Activity | Pick out each line with the word "kCBAdvDataIsConnectable" from the material that follows.

Available data |

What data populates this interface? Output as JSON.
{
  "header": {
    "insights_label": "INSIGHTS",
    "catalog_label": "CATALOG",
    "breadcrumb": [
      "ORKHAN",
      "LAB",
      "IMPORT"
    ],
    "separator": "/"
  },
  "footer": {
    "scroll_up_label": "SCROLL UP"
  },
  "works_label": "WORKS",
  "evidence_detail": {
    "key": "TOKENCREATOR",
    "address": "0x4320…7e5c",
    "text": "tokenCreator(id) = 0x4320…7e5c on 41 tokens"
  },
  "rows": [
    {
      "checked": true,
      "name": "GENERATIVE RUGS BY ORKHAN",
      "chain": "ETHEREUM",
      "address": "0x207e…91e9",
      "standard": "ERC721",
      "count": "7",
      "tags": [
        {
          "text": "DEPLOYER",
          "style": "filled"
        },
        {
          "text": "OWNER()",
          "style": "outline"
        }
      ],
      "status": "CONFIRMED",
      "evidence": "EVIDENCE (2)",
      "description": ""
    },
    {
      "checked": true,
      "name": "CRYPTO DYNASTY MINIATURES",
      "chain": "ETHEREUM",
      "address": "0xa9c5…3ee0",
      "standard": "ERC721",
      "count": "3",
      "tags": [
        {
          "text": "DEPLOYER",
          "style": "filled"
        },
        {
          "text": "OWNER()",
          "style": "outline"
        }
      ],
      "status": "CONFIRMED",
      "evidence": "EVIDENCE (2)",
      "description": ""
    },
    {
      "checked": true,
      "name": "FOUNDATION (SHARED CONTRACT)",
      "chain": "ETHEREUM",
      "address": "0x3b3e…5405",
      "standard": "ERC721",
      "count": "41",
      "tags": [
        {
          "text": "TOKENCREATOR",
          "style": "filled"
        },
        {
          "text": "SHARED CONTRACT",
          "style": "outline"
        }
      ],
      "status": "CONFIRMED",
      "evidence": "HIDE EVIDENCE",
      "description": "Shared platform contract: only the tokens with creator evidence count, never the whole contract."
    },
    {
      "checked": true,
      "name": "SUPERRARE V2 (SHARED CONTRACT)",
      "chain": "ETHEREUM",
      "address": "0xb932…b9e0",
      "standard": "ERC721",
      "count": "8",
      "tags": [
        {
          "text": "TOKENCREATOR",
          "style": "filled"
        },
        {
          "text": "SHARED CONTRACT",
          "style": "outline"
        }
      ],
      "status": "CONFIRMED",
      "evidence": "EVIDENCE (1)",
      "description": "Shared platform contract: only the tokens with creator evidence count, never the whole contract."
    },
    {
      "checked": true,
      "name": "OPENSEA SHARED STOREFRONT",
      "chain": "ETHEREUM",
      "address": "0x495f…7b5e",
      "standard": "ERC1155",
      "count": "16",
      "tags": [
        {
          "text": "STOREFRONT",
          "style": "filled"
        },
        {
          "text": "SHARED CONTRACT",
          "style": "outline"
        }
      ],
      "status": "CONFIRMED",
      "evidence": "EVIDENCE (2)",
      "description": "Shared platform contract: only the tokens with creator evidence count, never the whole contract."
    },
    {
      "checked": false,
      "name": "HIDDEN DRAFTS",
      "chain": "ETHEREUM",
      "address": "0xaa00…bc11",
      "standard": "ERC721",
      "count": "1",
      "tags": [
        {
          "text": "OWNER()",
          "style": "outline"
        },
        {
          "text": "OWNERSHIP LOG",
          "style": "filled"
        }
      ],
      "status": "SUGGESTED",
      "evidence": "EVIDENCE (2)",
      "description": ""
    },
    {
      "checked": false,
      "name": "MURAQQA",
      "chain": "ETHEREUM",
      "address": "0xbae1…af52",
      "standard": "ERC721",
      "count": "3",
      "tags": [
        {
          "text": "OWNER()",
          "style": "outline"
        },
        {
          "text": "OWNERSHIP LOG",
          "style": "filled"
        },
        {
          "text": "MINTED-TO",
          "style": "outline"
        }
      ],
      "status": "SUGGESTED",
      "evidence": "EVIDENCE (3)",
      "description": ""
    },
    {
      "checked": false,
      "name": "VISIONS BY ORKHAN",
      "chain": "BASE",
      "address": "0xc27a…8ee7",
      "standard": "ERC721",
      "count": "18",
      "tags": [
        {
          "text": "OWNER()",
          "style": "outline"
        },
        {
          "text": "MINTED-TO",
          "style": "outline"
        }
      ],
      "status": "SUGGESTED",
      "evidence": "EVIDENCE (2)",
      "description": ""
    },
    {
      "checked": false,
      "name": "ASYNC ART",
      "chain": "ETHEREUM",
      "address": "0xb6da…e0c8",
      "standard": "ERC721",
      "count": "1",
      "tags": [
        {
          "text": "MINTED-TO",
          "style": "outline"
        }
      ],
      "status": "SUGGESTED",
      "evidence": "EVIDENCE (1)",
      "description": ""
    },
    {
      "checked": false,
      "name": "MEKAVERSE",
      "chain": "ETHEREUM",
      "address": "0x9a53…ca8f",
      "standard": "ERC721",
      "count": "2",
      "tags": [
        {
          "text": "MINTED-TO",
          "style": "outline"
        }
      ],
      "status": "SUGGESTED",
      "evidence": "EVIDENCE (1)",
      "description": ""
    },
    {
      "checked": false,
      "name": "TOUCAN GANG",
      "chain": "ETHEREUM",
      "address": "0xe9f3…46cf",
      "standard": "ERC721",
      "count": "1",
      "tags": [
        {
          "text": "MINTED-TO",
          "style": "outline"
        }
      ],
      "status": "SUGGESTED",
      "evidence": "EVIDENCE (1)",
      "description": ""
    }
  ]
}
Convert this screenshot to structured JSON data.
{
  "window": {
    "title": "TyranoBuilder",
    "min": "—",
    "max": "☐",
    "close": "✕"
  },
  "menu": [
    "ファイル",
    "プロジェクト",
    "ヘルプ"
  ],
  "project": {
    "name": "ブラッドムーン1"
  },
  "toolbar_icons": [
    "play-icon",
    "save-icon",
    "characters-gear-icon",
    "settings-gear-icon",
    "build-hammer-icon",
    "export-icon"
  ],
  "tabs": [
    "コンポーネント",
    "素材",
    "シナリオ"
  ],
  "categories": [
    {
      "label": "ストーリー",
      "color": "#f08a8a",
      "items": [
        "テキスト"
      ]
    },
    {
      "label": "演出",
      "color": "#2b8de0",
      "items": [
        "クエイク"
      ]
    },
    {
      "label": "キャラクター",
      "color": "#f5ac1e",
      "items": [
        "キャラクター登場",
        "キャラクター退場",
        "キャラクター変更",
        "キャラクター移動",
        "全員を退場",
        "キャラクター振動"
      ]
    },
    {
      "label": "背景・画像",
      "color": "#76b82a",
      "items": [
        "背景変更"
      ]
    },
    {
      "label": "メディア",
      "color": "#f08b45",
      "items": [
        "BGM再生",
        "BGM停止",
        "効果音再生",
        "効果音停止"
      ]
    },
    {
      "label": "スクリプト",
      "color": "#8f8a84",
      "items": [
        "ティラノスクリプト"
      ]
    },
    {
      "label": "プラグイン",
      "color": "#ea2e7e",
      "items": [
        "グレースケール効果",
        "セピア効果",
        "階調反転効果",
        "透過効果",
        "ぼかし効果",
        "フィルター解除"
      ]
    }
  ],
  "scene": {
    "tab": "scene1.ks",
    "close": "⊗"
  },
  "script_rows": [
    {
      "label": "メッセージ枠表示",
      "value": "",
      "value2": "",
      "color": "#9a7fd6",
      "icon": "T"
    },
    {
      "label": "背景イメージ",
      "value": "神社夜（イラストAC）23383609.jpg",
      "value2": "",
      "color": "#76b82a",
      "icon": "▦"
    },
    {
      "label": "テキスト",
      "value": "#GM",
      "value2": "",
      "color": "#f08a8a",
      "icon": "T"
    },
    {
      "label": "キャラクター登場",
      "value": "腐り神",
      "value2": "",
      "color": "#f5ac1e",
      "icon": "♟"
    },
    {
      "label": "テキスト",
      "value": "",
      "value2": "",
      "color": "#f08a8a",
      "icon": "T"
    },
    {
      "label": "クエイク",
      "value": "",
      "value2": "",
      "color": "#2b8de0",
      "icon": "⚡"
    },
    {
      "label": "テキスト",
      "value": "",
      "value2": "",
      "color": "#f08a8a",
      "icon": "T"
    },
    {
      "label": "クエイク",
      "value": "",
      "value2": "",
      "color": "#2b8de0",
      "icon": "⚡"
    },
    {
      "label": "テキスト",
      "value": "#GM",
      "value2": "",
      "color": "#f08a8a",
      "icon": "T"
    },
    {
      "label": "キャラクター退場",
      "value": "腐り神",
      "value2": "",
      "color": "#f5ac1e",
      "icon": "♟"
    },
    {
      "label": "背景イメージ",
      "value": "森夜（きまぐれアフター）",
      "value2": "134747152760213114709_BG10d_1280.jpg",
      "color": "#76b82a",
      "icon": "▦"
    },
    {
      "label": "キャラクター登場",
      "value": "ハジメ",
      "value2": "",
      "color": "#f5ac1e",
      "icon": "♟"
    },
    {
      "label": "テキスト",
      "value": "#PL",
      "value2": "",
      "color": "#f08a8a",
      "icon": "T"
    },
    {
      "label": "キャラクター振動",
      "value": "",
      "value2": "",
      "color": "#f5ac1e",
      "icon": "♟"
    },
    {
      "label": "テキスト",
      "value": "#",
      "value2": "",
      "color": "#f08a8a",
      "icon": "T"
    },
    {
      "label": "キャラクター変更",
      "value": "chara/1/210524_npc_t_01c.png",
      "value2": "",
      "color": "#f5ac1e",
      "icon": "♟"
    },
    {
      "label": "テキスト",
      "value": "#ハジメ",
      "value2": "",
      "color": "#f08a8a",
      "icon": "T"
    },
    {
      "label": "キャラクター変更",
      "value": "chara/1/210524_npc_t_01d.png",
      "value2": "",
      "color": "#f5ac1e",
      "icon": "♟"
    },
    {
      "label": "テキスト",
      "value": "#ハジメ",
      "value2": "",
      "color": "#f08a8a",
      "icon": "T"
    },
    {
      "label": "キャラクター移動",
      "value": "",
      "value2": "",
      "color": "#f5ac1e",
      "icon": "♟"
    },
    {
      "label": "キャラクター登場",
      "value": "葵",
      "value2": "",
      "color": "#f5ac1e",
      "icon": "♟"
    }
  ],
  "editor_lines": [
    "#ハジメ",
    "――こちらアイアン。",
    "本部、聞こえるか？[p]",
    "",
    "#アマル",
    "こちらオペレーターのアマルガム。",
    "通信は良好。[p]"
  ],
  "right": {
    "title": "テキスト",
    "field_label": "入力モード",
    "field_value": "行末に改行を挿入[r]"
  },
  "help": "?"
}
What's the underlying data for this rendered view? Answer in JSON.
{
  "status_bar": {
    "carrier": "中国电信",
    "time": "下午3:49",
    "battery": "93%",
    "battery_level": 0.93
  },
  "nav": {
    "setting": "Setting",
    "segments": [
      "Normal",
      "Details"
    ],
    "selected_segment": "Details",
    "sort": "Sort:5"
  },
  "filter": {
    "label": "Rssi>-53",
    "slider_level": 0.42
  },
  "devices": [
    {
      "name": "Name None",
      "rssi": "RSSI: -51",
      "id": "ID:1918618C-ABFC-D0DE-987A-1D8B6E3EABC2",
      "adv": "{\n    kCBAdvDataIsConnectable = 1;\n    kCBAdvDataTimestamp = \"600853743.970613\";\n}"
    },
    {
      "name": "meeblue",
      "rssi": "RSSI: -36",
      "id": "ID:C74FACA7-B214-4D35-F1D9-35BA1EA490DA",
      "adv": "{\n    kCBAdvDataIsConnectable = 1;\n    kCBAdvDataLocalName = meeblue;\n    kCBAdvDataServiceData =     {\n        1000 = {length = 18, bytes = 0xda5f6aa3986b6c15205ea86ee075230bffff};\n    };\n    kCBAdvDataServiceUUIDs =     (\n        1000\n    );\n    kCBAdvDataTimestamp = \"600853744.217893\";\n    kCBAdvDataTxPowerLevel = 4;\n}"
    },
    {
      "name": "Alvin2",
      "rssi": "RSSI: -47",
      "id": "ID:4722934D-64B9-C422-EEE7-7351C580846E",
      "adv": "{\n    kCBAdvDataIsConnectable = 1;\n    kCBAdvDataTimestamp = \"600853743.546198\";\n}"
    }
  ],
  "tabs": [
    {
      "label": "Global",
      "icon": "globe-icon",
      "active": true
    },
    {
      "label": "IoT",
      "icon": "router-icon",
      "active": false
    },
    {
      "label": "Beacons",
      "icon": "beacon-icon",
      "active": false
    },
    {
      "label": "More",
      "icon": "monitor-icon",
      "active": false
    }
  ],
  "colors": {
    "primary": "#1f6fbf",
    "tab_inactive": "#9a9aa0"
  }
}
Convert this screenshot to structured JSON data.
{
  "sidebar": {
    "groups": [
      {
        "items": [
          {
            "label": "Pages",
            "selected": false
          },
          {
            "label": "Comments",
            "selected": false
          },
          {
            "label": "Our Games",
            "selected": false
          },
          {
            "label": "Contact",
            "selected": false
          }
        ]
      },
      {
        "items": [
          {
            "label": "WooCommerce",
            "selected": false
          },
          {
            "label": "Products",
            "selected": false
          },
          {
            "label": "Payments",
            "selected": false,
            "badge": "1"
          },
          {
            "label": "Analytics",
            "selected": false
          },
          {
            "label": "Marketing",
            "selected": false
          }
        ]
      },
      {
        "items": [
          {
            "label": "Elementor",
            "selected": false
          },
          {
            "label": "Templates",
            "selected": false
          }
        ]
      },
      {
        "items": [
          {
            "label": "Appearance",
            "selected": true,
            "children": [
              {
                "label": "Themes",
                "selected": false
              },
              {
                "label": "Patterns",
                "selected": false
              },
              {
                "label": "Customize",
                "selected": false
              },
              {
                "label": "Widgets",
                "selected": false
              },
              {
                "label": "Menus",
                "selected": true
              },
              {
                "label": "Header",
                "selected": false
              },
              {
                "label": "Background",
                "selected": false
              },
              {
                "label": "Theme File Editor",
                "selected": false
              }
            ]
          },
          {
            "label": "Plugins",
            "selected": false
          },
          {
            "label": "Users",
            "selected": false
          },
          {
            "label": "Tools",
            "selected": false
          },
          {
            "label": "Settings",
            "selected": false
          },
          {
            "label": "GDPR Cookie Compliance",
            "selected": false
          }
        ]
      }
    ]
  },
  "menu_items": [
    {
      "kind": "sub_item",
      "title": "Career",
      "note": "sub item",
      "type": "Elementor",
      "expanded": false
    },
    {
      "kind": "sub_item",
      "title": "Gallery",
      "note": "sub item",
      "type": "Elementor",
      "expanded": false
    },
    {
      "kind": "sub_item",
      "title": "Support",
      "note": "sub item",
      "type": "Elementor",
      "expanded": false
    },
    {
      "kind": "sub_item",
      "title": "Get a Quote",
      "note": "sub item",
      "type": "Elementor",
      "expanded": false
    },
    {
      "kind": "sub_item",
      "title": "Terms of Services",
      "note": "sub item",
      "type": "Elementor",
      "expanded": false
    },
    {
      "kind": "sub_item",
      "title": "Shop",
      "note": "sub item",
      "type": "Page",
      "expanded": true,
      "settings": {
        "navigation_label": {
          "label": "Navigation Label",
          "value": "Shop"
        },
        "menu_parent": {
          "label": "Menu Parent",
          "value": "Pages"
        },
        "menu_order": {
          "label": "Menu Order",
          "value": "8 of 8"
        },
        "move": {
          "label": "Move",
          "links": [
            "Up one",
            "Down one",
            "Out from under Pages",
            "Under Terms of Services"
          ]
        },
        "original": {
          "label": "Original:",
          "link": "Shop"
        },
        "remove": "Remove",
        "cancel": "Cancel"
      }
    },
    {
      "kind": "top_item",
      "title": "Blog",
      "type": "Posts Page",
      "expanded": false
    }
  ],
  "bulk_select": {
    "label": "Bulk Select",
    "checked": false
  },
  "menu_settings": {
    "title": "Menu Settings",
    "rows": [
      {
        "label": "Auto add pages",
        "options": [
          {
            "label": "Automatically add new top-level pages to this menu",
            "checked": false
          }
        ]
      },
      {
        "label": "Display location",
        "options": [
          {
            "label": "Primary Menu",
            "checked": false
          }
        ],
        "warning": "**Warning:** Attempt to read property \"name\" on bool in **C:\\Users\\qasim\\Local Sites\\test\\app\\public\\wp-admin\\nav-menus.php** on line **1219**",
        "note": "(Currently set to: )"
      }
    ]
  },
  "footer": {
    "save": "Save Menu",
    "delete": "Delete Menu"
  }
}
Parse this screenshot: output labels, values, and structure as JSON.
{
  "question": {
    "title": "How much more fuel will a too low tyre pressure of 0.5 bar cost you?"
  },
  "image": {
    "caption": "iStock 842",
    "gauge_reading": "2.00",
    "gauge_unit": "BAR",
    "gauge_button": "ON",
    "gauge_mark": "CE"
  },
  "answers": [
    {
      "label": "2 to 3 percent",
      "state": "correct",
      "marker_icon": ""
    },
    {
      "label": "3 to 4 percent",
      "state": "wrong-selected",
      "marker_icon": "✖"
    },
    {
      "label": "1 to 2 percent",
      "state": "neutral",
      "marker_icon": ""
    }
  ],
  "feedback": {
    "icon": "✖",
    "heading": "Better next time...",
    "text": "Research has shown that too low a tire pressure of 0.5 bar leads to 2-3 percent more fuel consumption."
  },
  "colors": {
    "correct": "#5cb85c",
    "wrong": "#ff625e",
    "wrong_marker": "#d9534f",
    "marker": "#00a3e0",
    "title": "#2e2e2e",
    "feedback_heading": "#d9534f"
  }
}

Exercise result |
      "adv": "{\n    kCBAdvDataIsConnectable = 1;\n    kCBAdvDataTimestamp = \"600853743.970613\";\n}"
      "adv": "{\n    kCBAdvDataIsConnectable = 1;\n    kCBAdvDataLocalName = meeblue;\n    kCBAdvDataServiceData =     {\n        1000 = {length = 18, bytes = 0xda5f6aa3986b6c15205ea86ee075230bffff};\n    };\n    kCBAdvDataServiceUUIDs =     (\n        1000\n    );\n    kCBAdvDataTimestamp = \"600853744.217893\";\n    kCBAdvDataTxPowerLevel = 4;\n}"
      "adv": "{\n    kCBAdvDataIsConnectable = 1;\n    kCBAdvDataTimestamp = \"600853743.546198\";\n}"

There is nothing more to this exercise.